■ **AIM OF THE TASK**:
Copy each line of the entries beneath that contains the word "Control".

--- --- ---

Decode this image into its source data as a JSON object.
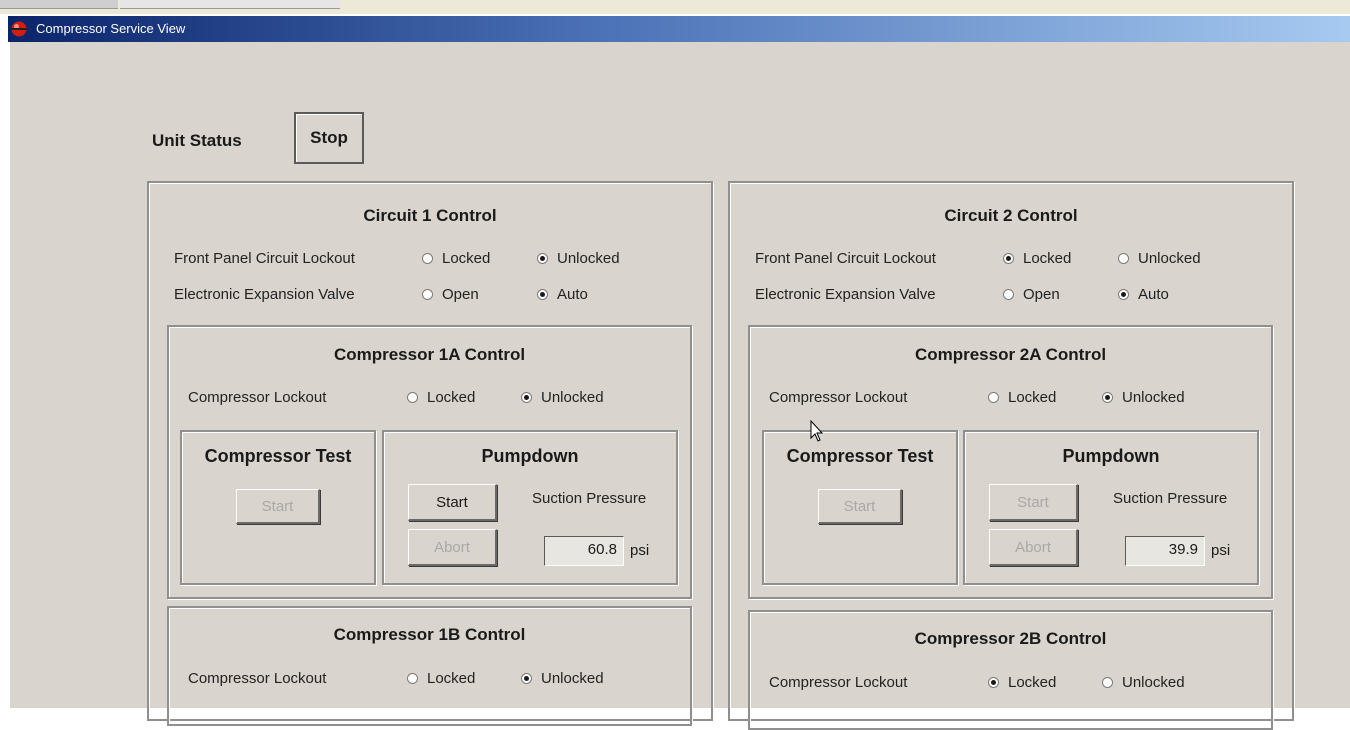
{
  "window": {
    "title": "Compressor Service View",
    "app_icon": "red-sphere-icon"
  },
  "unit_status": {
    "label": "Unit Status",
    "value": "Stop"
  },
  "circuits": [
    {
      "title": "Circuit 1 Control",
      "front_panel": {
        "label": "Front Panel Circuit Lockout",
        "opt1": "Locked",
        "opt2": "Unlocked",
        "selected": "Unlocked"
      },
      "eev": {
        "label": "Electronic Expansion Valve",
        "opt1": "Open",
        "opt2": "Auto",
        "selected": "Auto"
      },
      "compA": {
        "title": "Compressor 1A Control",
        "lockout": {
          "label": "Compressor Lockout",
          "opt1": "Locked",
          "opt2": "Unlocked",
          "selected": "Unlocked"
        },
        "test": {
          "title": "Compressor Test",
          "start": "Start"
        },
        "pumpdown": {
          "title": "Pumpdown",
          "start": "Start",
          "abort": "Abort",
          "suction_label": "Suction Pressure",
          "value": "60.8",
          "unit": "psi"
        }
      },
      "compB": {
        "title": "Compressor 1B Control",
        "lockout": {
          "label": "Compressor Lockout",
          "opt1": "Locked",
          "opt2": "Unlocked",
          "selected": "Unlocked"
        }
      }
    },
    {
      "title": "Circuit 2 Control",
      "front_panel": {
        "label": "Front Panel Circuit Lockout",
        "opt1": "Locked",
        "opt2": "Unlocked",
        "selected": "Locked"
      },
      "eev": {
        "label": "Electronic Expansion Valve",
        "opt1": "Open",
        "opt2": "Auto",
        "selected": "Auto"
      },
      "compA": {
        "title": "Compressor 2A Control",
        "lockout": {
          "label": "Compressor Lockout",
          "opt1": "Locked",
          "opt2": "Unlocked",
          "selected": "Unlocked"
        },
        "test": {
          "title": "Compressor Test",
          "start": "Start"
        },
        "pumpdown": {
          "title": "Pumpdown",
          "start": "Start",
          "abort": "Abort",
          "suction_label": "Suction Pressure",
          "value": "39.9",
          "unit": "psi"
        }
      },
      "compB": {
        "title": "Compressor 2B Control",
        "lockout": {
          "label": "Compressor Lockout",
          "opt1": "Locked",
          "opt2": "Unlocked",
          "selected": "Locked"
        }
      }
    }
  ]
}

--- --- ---

■ **FINISHED TASK**:
      "title": "Circuit 1 Control",
        "title": "Compressor 1A Control",
        "title": "Compressor 1B Control",
      "title": "Circuit 2 Control",
        "title": "Compressor 2A Control",
        "title": "Compressor 2B Control",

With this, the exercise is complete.